The part of this visit to the village that really took me aback though was a walk up to the church; more specifically the graveyard where my Big Nanny’s (Great Grandma) memorial plaque is. I could remember the way to walk up to the church which sits atop a hill overlooking the rest of the village. Stacey and I strolled up around the houses and assorted buildings and entered through the gate of the graveyard. It had been well over a decade since I’d visited Big Nanny’s plaque; in fact I think I only ever saw it once when it was first put up on the wall that encases the graveyard. In my head I knew exactly where I was going (my memories had led us the right way so far) and I wanted to head left as we entered the graveyard. I had the image in my head of the plaque being on the wall that faced out back down towards the village. But, as we looked around all of the memorial plaques were up on the wall to the right which looked out onto a field that would’ve been empty if not for a dead tree still-standing in the middle of it. The grass in this field looked overgrown and dead too. Stacey was the first one to find my ‘Big Nanny’, Maude who would have been 100 years old if she were still with us today. The plaque was as I pictured it if not a little weathered – I just can’t figure out why in my mind I had it placed on the complete opposite side of the graveyard. As I stood there, I could remember Big Nanny giving Little Me some lemonade as I sat on a stool in her kitchen.

My memory is actually pretty good. At least I think it is as that’s what Stacey tells me. I guess my long term memory must be better as I’m pretty good at remembering specific events and on what date they occurred, whereas I keep forgetting to do things (writing) that need doing in the here and now. For example I can tell you that I wrote a blog a year ago to the very day - It was called Season Finale - without having to look it up. Now, I know a blog isn’t a significant event, but I can remember writing it the day between the wedding of my friends Sarah and Mike (Happy Anniversary!) and the day I started that job I had in London for a bit – and I can remember those dates as they are burned into my mind as important days in the life of me. That’s how my mind works.

To add to these thoughts, I’ve watched two films that touch on this subject over the past few days (by coincidence, not choice). These are 50 First Dates and Eternal Sunshine of the Spotless Mind. Both films explore memory loss or in the case of Eternal Sunshine, memory erasing and how our memories make us who we are.

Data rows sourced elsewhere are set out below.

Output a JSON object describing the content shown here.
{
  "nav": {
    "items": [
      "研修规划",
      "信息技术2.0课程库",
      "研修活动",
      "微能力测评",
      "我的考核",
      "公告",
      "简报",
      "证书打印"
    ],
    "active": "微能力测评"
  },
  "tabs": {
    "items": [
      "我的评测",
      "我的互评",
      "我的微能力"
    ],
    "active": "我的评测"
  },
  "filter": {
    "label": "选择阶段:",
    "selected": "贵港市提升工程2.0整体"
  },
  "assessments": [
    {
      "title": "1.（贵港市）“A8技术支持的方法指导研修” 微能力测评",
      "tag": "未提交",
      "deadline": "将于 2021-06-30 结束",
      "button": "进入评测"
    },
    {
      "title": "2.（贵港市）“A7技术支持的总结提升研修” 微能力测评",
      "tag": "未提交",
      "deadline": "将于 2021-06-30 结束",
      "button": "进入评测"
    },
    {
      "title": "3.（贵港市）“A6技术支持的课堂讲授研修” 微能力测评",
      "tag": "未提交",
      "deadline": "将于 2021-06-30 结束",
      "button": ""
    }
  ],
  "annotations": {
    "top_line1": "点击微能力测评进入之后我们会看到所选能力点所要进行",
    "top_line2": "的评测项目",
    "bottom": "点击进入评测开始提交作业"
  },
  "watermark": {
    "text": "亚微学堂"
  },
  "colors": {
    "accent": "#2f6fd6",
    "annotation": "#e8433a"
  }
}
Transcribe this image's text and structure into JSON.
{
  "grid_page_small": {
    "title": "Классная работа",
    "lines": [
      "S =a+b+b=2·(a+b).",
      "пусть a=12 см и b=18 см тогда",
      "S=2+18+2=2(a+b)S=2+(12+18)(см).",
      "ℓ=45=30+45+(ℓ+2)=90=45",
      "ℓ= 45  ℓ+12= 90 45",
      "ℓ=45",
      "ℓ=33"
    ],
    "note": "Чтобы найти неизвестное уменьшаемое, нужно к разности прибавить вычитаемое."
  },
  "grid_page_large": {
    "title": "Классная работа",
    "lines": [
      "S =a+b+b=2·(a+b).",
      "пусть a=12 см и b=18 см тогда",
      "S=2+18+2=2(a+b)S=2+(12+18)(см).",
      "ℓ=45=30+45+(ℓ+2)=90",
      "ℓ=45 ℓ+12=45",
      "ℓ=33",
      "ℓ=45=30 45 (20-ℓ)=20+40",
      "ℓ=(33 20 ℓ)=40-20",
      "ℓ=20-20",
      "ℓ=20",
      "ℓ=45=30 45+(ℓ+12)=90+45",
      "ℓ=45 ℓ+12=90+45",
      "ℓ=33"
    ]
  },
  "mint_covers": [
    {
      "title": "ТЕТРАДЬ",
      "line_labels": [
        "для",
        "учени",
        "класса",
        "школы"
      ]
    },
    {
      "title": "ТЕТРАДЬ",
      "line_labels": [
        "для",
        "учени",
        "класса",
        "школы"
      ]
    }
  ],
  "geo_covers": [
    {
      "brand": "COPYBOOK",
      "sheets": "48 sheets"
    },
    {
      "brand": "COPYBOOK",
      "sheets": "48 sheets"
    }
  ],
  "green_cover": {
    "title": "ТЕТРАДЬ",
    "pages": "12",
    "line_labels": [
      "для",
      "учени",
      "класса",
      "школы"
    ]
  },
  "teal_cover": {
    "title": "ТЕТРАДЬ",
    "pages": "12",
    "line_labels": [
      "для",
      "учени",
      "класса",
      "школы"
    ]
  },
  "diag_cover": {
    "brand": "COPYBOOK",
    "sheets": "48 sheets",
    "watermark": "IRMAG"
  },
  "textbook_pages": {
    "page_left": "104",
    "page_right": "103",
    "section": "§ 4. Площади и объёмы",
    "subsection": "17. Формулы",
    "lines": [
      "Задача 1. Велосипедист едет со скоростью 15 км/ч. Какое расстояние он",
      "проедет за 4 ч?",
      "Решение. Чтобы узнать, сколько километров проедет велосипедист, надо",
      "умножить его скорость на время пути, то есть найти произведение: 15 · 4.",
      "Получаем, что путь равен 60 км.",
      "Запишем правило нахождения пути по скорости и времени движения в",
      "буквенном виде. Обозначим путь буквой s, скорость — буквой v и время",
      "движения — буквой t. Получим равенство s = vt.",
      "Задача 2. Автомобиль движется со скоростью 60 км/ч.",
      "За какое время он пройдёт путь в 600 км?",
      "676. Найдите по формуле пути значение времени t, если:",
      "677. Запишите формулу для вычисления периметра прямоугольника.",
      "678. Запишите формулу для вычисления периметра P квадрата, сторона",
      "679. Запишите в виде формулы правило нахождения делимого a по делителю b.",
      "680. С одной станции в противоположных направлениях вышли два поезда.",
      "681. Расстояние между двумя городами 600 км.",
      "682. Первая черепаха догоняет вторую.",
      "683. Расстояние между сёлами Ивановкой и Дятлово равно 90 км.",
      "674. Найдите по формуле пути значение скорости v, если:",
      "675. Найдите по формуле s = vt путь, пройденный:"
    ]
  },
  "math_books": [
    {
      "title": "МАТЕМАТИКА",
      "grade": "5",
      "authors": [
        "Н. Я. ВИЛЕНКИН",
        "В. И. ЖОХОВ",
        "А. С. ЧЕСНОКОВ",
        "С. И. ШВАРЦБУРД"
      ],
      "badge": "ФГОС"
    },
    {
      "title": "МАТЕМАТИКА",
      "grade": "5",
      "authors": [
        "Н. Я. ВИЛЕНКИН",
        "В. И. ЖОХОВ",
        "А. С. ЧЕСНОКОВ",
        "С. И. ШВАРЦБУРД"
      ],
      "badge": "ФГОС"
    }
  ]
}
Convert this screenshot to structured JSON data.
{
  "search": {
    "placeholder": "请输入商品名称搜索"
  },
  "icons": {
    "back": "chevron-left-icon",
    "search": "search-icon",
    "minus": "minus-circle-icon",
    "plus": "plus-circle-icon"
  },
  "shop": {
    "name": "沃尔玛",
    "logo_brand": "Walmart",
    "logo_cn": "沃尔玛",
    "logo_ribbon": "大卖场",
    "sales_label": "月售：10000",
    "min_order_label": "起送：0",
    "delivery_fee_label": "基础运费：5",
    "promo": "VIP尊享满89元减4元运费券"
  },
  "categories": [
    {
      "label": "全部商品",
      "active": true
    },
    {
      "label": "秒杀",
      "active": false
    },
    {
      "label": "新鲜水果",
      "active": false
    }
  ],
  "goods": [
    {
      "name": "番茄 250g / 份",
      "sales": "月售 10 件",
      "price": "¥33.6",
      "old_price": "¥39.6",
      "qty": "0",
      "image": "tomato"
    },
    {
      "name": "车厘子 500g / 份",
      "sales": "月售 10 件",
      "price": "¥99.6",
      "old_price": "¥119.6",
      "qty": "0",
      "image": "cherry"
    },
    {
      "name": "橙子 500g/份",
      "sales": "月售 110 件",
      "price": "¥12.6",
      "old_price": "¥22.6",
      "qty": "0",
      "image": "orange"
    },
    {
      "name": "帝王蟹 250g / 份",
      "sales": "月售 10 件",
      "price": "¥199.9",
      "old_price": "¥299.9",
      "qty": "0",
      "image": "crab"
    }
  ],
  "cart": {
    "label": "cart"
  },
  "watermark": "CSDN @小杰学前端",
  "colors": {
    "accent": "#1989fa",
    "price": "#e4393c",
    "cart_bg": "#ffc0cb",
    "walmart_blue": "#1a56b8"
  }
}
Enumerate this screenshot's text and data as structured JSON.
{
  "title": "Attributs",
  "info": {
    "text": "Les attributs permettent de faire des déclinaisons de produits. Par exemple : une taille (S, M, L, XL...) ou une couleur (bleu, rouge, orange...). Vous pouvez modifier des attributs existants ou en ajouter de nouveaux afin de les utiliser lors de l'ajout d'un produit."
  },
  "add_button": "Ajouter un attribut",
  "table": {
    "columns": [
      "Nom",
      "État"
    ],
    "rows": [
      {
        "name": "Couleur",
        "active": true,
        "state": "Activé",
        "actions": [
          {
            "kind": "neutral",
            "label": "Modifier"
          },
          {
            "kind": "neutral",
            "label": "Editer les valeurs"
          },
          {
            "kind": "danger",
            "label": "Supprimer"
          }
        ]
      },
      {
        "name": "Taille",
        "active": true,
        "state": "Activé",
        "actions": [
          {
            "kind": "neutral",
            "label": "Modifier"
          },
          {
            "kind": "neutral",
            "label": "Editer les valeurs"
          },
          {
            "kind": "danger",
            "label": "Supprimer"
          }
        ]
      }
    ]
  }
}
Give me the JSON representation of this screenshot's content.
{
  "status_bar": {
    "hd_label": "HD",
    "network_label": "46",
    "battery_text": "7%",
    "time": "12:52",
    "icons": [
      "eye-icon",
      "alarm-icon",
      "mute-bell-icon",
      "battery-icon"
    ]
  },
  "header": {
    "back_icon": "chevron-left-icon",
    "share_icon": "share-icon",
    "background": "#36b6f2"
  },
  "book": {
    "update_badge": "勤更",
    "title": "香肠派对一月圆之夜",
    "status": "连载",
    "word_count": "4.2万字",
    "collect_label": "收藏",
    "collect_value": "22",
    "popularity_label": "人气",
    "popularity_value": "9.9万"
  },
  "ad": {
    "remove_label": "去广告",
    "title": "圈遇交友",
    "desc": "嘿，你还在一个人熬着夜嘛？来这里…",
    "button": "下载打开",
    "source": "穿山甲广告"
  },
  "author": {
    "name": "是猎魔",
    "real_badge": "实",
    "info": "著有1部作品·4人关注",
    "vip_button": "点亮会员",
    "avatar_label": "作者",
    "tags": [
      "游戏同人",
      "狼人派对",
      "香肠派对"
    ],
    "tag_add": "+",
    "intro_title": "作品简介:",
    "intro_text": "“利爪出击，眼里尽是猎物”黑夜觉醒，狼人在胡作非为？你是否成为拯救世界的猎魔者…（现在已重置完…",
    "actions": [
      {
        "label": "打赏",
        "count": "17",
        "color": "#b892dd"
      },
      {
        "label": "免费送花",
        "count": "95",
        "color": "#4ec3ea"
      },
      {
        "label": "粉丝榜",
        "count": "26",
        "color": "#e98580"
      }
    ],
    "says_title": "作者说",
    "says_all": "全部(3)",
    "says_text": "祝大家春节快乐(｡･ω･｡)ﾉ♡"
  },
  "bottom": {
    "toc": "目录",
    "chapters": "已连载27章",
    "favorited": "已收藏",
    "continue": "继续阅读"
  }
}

I think I’m going to listen to some Metallica now (remember the title?) – Thanks for reading my ramblings; I hope they’re not so bad that you’ll forget them immediately.

'Ash to ash, dust to dust
Fade to black'